Dr. Avram said the study was poorly designed because there was no untreated control group, the duration of treatment was only 2 weeks, and there was no ultrasound or other noninvasive evidence of decreased fat layer. "Treat with extreme skepticism," he advised.
Perhaps the most promising technology is cryolipolysis, he said, which is FDA cleared for noninvasive fat removal. Cryolipolysis involves the noninvasive cooling of fat to selectively cause cell death without damage to surrounding tissue.
The mechanism of action of cryolipolysis is believed to involve selective crystallization of lipids in fat cells at temperatures near freezing. "Apoptotic fat cell death is followed by slow dissolution of the fat cell and a gradual release of lipids," Dr. Avram explained. "The inflammatory process results in fat layer reduction over 2-4 months."
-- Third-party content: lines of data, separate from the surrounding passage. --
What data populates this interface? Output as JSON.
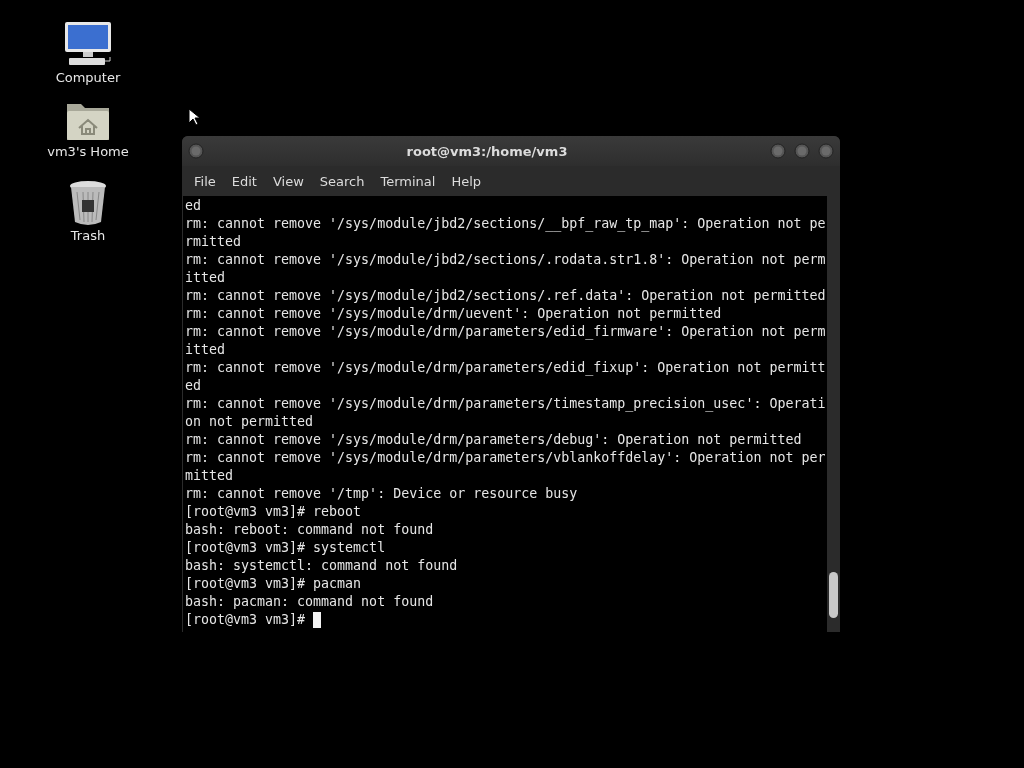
{
  "desktop_icons": [
    {
      "kind": "computer",
      "label": "Computer"
    },
    {
      "kind": "home",
      "label": "vm3's Home"
    },
    {
      "kind": "trash",
      "label": "Trash"
    }
  ],
  "window": {
    "title": "root@vm3:/home/vm3",
    "menu": [
      "File",
      "Edit",
      "View",
      "Search",
      "Terminal",
      "Help"
    ],
    "lines": [
      "ed",
      "rm: cannot remove '/sys/module/jbd2/sections/__bpf_raw_tp_map': Operation not pe",
      "rmitted",
      "rm: cannot remove '/sys/module/jbd2/sections/.rodata.str1.8': Operation not perm",
      "itted",
      "rm: cannot remove '/sys/module/jbd2/sections/.ref.data': Operation not permitted",
      "rm: cannot remove '/sys/module/drm/uevent': Operation not permitted",
      "rm: cannot remove '/sys/module/drm/parameters/edid_firmware': Operation not perm",
      "itted",
      "rm: cannot remove '/sys/module/drm/parameters/edid_fixup': Operation not permitt",
      "ed",
      "rm: cannot remove '/sys/module/drm/parameters/timestamp_precision_usec': Operati",
      "on not permitted",
      "rm: cannot remove '/sys/module/drm/parameters/debug': Operation not permitted",
      "rm: cannot remove '/sys/module/drm/parameters/vblankoffdelay': Operation not per",
      "mitted",
      "rm: cannot remove '/tmp': Device or resource busy",
      "[root@vm3 vm3]# reboot",
      "bash: reboot: command not found",
      "[root@vm3 vm3]# systemctl",
      "bash: systemctl: command not found",
      "[root@vm3 vm3]# pacman",
      "bash: pacman: command not found"
    ],
    "prompt": "[root@vm3 vm3]#"
  }
}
When human studies of the technology were first conducted in 2008, enrollment was restricted to 32 patients whose "love handles" were treated at a cooling intensity factor (CIF) of 33 for 60 minutes, and progressed to higher rates of energy extractions for 45 minutes per application site. One side was treated; the untreated contralateral side served as the control.
Efficacy was evaluated at 4 months post treatment via visual assessment as a primary end point, as well as ultrasound and histology. The ultrasound results demonstrated an average 23% decrease in fat layer thickness.
"In this initial group of 32 love handle patients treated once, discernible changes were seen on the treated side vs. baseline of the treated side, and compared to the untreated contralateral control," Dr. Avram said of the findings presented during a poster session at the 2008 annual meeting of the American Society for Dermatologic Surgery. "This unique study design [using each patient as his or her own control], provided very powerful evidence that this was a true treatment effect rather than a change in the patient's diet or exercise pattern during the 4 months after this single procedure exposure."
Common effects after cryolipolysis include redness, which lasts minutes to a few hours; bruising, which may last for a few weeks; and temporary dulling of sensation in the treated area, which typically resolves in 1-8 weeks. No postprocedural changes in pigmentation or laboratory abnormalities have been observed, he said.
About 1 in 2,000 patients experiences severe pain beginning 3-7 days post treatment, which translates into 26 reported cases out of 60,000 treatments. "We are not sure why these occur, but these cases completely resolve with no sequelae," Dr. Avram said.
He emphasized that cryolipolysis is not a replacement for liposuction. "It is not a weight-loss device," he said. "It's best suited for local fat removal resistant to exercise in relatively fit patients."
Dr. Avram disclosed holding stock options in Zeltiq Aesthetics, which manufactures cryolipolysis equipment.